**RAW DATA**
((
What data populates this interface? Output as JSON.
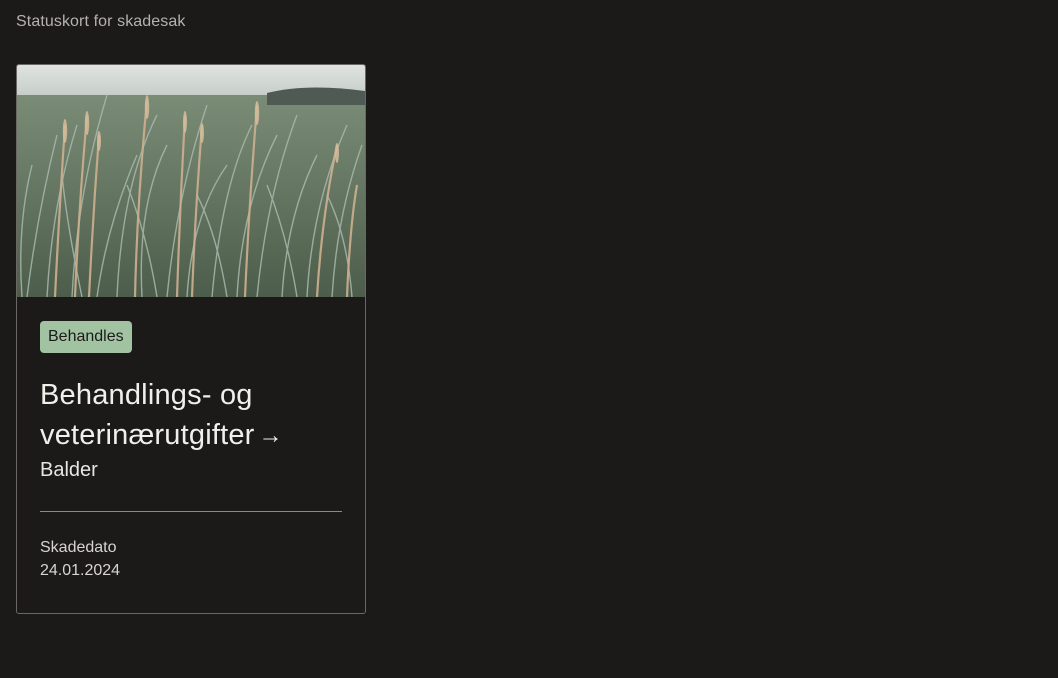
{
  "page": {
    "heading": "Statuskort for skadesak"
  },
  "card": {
    "image_alt": "grass-photo",
    "status": "Behandles",
    "title_line1": "Behandlings- og",
    "title_line2": "veterinærutgifter",
    "arrow": "→",
    "subtitle": "Balder",
    "meta_label": "Skadedato",
    "meta_value": "24.01.2024"
  },
  "colors": {
    "background": "#1b1a19",
    "badge": "#a1c3a2",
    "text": "#f1efea"
  }
}
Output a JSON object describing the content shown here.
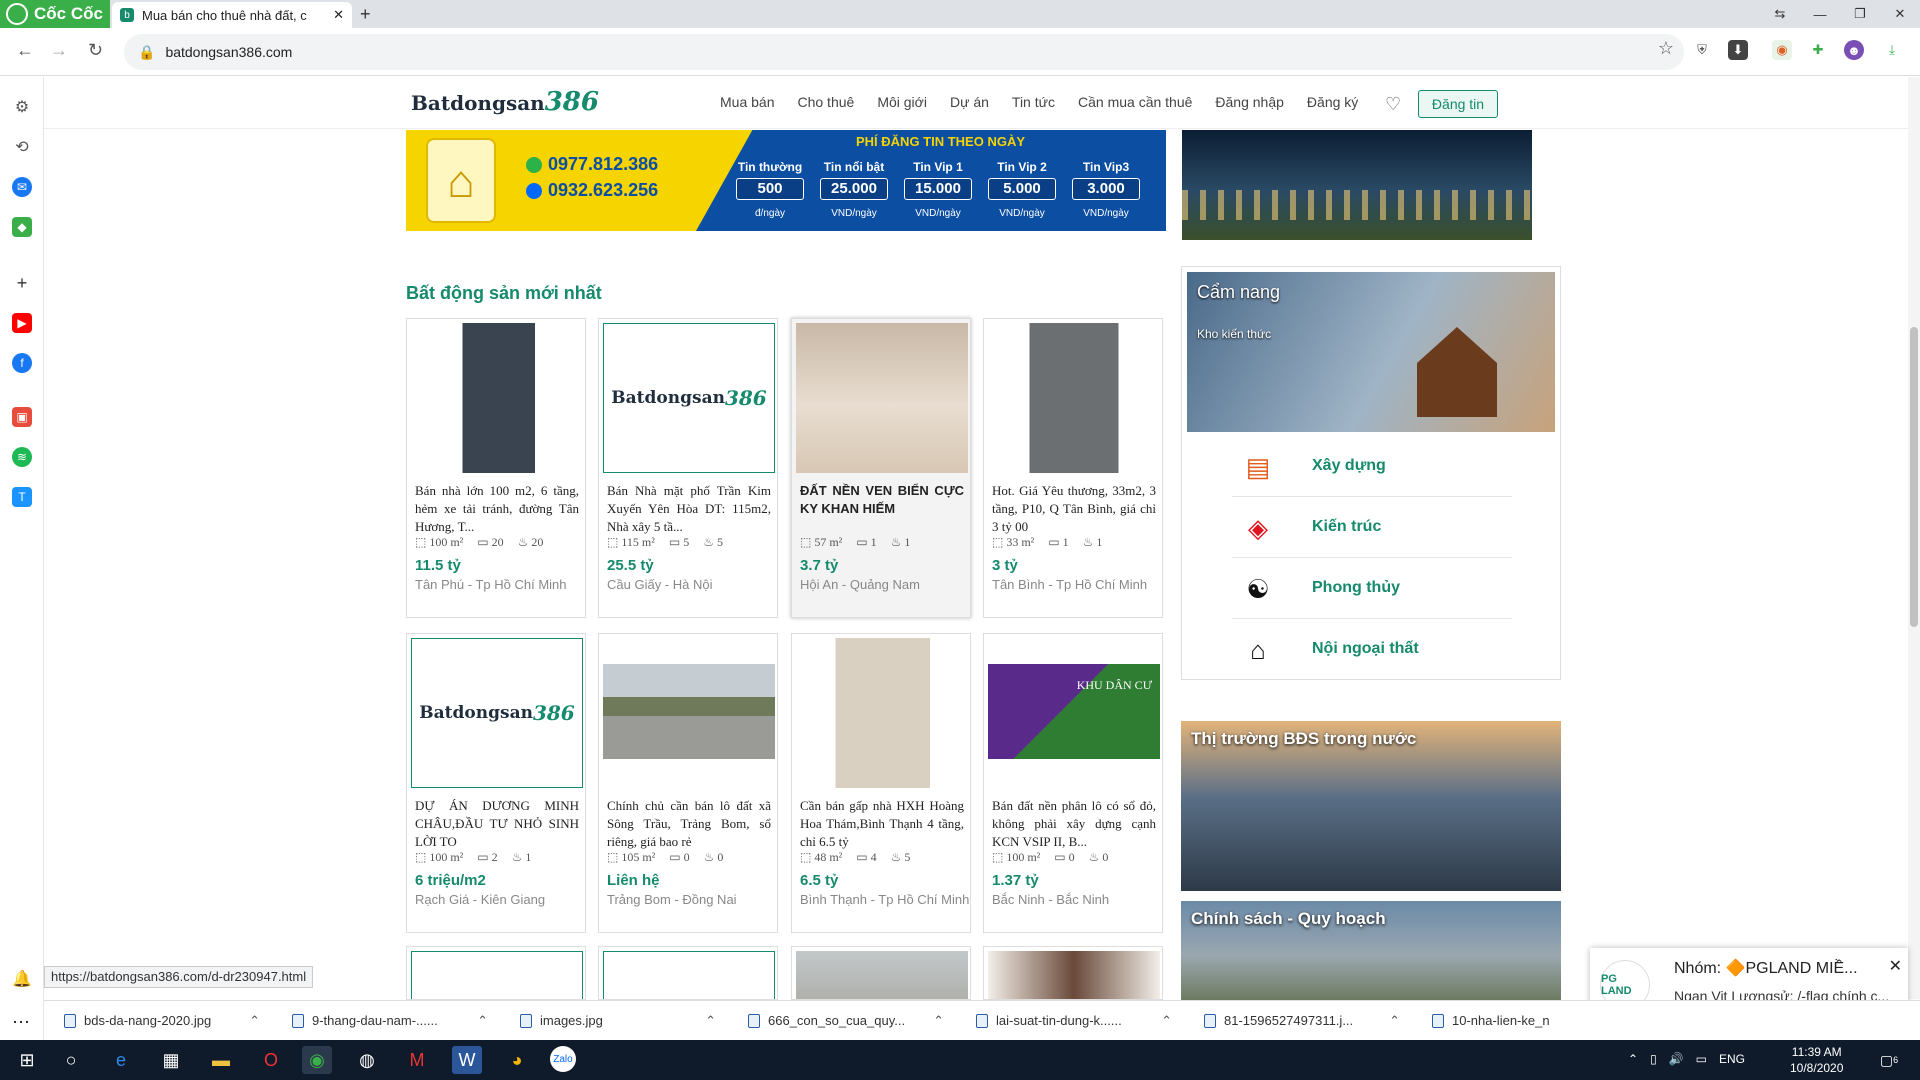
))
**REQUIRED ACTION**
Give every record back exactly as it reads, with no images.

**YOUR SOLUTION**
What data populates this interface? Output as JSON.
{
  "page": {
    "heading": "Statuskort for skadesak"
  },
  "card": {
    "image_alt": "grass-photo",
    "status": "Behandles",
    "title_line1": "Behandlings- og",
    "title_line2": "veterinærutgifter",
    "arrow": "→",
    "subtitle": "Balder",
    "meta_label": "Skadedato",
    "meta_value": "24.01.2024"
  },
  "colors": {
    "background": "#1b1a19",
    "badge": "#a1c3a2",
    "text": "#f1efea"
  }
}
Output a JSON object describing the content shown here.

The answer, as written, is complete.